What exactly is a boundary, when it comes to relationships? Simply put, a boundary is a limit or space between you and the other person; a clear place where you begin and the other person ends. Think of it as a fence in your backyard. You are the gate keeper and get to decide who you let in and who you keep out, who you let into the whole back yard, or who you let just inside the gate. You may still be keeping a distance, but you are giving them a chance to prove their trustworthiness both physically and emotionally. The purpose of setting a healthy boundary is, of course, to protect and take good care of you.
Healthy boundaries do not always come naturally or easily. We learn to “be” in all kinds of relationships by modeling. In other words, by watching how others handle relationships. In early childhood, it is our parents, grandparents, aunts, uncles, babysitters, and who ever else we were around on a regular basis. As we grow into adolescents, we rely less on parents and more on our friends to help us define ourselves and our boundaries or limits in relationships. If you grew up in a dysfunctional family, then chances are you have not learned how to set a boundary or even really know what it is. Learning to set our own healthy boundaries is an exercise in personal freedom. It means getting to know ourselves and increasing our awareness of where we stand and what we stand for. It means letting go of the unhealthy people in our lives so that we can grow into the healthy person that we were meant to be.
Here are a few tips to help you get started establishing boundaries with your partner in your relationship:
- Communicate your thoughts with one another. Be honest, but respectful when sharing your thoughts and feelings with your partner. It’s totally normal and okay to need time to gather your thoughts and feelings, but don’t use that approach to avoid the conversation.
- Never assume or guess your partner’s feelings. Making assumptions can create a lot of misunderstandings in a relationship. You may feel like you know your partner very well that you feel you’re entitled to assume what they want or need without asking them, but it is always your best bet to ask rather than assume.
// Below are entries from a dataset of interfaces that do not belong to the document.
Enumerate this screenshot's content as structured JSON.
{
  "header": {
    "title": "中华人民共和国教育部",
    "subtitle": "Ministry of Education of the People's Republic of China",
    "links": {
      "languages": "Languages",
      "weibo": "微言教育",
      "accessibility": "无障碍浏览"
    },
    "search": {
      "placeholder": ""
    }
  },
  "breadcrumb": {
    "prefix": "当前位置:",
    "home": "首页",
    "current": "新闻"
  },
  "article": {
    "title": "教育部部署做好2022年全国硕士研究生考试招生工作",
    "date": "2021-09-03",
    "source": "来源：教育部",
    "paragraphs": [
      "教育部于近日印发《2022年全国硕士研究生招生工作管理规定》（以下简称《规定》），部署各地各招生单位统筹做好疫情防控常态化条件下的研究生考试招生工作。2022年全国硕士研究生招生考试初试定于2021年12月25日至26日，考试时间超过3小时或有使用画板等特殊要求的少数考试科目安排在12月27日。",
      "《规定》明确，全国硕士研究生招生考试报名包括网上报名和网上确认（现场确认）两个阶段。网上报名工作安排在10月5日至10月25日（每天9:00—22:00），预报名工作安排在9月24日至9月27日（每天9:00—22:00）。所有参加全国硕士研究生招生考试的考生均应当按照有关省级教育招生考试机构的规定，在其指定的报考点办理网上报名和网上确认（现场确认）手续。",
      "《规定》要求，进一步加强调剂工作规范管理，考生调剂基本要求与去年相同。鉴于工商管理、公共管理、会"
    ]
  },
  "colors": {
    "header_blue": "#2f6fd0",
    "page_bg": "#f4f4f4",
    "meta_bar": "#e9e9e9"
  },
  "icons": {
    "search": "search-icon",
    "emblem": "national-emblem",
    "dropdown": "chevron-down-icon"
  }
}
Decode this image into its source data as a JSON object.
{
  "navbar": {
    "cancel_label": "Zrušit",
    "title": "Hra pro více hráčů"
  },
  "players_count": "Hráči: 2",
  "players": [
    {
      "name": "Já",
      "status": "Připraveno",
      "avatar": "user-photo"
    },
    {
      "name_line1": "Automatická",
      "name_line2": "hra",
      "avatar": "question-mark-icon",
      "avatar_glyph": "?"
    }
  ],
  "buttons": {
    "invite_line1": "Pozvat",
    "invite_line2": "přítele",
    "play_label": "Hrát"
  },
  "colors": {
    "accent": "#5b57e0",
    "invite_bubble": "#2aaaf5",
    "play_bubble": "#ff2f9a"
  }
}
- Follow through on what you say. Setting boundaries and not executing them lets the other person think they have an excuse to continue to overstep your boundaries. You shouldn’t make any exceptions to your own boundaries without careful consideration because you may soon find yourself on compromising things that aren’t acceptable to you.
- Take responsibility for your actions. Instead of immediately blaming your partner for the situation or how you’re feeling, take a step back and think about the choices you’ve made in the relationship and see if they may have contributed to the situation. Both partners should be doing this!
- Know when it’s time to move on. You can only share how you desire to be treated in the relationship, and you can’t be responsible for your partner’s feelings or communication. Everyone has the right to be treated with respect and fairness. If your partner can’t respect your boundaries, then it may be time to end the relationship.
Setting and establishing healthy boundaries is a skill, and it takes time! Remember, healthy boundaries don’t come easy, but if you trust your instincts, be open, and practice with your partner, the relationship will only get stronger over time.